Kacey Broadhurst grew up in Massachusetts, one of six daughters to a single mom. She admits her upbringing was non-traditional and therefore was on her own at the age of 16.  Kacey became a mother at a young age.   She knew it was a pivotal moment in her life, and felt motivated to give her child the upbringing they deserved. It was her junior year of high school, and a guidance counselor told her the goal was simply to graduate. Obviously, she wouldn’t be going to college…but Kacey had other ideas. It was just the spark she needed. 


“I thought to myself, I will decide what my future looks like, not you, ” she smiles. 


And decided that she did. Kacey graduated high school at 17 years old with her 8 month daughter looking on. After high school, she attended SNHU where she got her Bachelor's degree in Psychology and went on to receive her Masters in Educational Counseling and Mental Health Counseling…to be a guidance counselor.  Kacey later received her CAGS in School Psychology and in 2018 graduated with her Doctorate Degree in Psychology.   

Growing up in a household that didn’t put a high value on education served as a motivator to raise her own children with a higher ceiling for achievement. Kacey now has 5 children with her husband, and encourages them to work hard and achieve their own successes.  


With such a busy life, Kacey admits the largest challenge she faces is balance. She loves what she does so it doesn’t seem like work, but that also causes her to work longer hours.  She often gives up her breaks in order to work with  students and families at a time that suits them.


“It’s a rewarding, yet emotional job.  I’m making big determinations based upon children’s needs.  And I want to make sure that I’m doing it to the best of my ability to ensure they get the necessary supports.”

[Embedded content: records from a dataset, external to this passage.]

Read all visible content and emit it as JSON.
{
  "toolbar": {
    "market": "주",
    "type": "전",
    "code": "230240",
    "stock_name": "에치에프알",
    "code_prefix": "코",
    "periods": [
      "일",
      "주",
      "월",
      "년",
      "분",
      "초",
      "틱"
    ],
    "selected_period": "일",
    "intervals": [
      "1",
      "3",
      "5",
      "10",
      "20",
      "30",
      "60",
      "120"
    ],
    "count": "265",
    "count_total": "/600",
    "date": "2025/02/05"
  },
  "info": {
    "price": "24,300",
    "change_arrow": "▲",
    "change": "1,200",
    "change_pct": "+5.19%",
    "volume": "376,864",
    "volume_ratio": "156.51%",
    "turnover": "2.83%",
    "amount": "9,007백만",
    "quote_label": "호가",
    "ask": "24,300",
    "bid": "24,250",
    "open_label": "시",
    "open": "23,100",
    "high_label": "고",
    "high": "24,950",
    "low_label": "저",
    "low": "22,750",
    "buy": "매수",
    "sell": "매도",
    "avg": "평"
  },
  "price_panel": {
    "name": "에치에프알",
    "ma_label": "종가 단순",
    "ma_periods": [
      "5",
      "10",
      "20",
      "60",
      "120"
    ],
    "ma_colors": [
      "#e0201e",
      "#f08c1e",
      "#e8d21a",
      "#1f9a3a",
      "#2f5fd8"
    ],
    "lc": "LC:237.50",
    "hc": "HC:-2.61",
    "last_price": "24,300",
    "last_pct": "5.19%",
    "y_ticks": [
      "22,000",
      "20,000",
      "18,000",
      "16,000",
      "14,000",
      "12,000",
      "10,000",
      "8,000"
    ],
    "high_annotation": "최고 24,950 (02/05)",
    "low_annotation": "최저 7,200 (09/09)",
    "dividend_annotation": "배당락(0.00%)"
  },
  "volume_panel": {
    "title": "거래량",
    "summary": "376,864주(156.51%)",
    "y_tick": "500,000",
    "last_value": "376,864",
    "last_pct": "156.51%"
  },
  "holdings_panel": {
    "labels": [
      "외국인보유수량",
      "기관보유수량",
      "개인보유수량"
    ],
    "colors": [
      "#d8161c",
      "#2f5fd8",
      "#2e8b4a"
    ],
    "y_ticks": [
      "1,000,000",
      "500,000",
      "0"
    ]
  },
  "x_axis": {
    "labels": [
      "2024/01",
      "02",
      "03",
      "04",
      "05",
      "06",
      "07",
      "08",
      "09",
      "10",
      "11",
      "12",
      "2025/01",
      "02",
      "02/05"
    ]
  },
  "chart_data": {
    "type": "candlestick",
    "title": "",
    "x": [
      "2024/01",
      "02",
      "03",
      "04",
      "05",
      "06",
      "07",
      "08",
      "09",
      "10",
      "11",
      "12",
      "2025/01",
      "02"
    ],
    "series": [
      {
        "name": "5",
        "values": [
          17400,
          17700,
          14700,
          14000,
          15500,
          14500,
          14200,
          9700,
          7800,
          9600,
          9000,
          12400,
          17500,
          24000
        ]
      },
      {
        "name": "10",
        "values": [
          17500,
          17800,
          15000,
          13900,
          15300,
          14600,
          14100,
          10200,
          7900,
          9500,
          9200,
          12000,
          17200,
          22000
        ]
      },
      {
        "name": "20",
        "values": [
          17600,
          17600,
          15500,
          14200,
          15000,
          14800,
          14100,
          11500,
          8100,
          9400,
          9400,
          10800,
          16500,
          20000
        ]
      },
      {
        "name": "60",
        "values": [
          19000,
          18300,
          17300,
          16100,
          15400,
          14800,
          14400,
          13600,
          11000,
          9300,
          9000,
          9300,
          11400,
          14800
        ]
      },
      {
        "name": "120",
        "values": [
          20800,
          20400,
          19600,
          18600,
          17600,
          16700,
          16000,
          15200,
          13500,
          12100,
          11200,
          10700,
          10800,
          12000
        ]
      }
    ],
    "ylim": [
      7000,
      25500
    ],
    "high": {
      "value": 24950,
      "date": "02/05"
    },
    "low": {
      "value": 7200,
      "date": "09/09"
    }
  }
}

Kacey’s passion for her work and her students is evident when she describes her favorite part of what she does. Her whole face lights up as she talks about discovering a child’s strengths, that they didn’t realize were there. Then being able to use those strengths and empower families to be part of the process.


What have you learned from your students?

I have learned to expect the unexpected! I have had students that hadn’t made any prior progress when they come to work with me. I learn their strengths and I get to work on bringing those strengths out. When you take the time to peel away their layers, you discover great things. 


Can you give us your thoughts on teletherapy?

The thing is, we have had remote learning for a long time, we just didn’t have access to resources for it to be successful. And in school psychology it was taboo; there was this school of thought that it wouldn’t be accurate without a student in front of you. But there’s a huge population that it works for and would otherwise not be identified or get the support they need. It is breaking down those barriers of in-person learning for so many students.


Mental health is such an important issue and dealing with it has changed. What is that like for you as a school psychologist?

With the pandemic, we have a global lack of exposure to education and social situations that young people need developmentally to be successful in life. And educators are struggling and burned out with behaviors and want to turn to psychologists to determine disabilities.  But we (psychologists) need to be mindful of these things that are barriers, but not disabilities. We need to be supporting educators and students but still maintaining ethical practices; making sure we aren’t creating disabilities based upon situations a student is temporarily going through.


What would you be doing if you weren’t a school psychologist?

When I was a teenager, my friends and I had this plan to move to California and be lifeguards during the day and bartenders by night, just live the life with no responsibilities. I obviously didn’t do that. I actually burn in the sun so I don’t know what I was thinking (she laughs).